(530 - December 14, 609) Italy - France
Saint, bishop - Feast-day December 14
Venantius was a poet, born at Valdobbiadene or at Ceneda, near Treviso, Italy. He spent his time as court poet to the Merovingians. After visiting the tomb of St. Martin of Tours at St. Hilary at Poitiers, he decided to enter a monastery. He continued to write poetry, some of which have a permanent place in Catholic hymnody, for instance the Easter season hymns Vexilla Regis and the Pange Lingua (Sing, O my tongue, of the battle).
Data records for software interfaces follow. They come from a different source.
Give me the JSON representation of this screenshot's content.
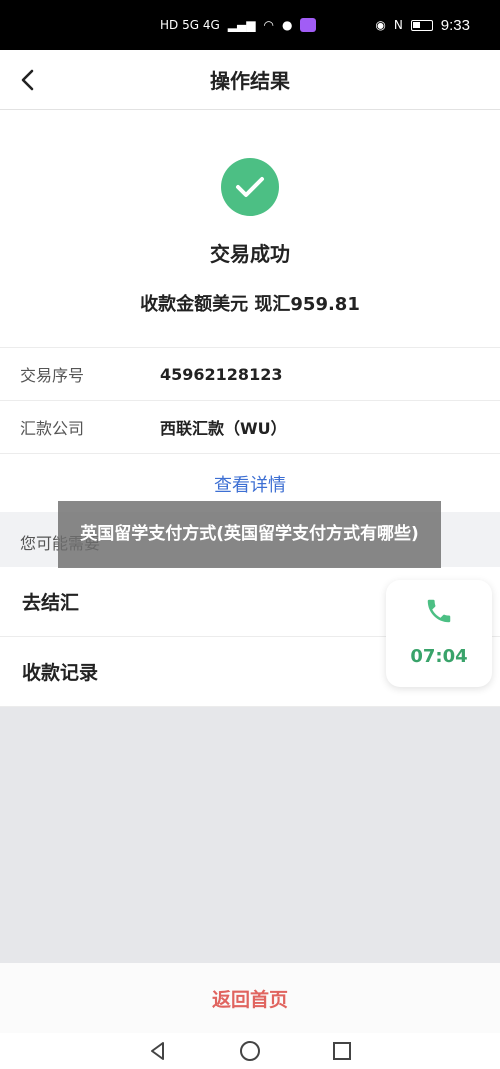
{
  "status_bar": {
    "network": "HD 5G 4G",
    "time": "9:33",
    "icons": [
      "signal-icon",
      "wifi-icon",
      "wechat-icon",
      "app-icon",
      "eye-icon",
      "nfc-icon",
      "battery-icon"
    ]
  },
  "header": {
    "title": "操作结果"
  },
  "result": {
    "title": "交易成功",
    "amount": "收款金额美元 现汇959.81",
    "accent_color": "#4cbf84"
  },
  "info": {
    "rows": [
      {
        "label": "交易序号",
        "value": "45962128123"
      },
      {
        "label": "汇款公司",
        "value": "西联汇款（WU）"
      }
    ],
    "view_details": "查看详情"
  },
  "suggest": {
    "label": "您可能需要",
    "items": [
      "去结汇",
      "收款记录"
    ]
  },
  "overlay": {
    "text": "英国留学支付方式(英国留学支付方式有哪些)"
  },
  "call_widget": {
    "time": "07:04"
  },
  "bottom": {
    "home_label": "返回首页"
  }
}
Three or four years before he died he was made bishop of Poitiers. As the following poem (dedicated to his friend Rucco, deacon in far-away Paris) shows, he is also a spiritual ancestor of same-sex lovers. He died in Poitiers.
"Written on an Island off the Breton Coast"
You at God's altar stand, His minister
(trans. Helen Waddell, in Penguin Book of Homosexual Verse)
And Paris lies about you and the Seine:
Around this Breton isle the Ocean swells,
Deep water and one love between us twain.
Wild is the wind, but still thy name is spoken;
Rough is the sea: it sweeps not o'er they face.
Still runs my lover for shelter to its dwelling,
Hither, O heart, to thine abiding place.
Swift as the waves beneath an east wind breaking
Dark as beneath a winter sky the sea,
So to my heart crowd memories awaking,
So dark, O love, my spirit without thee.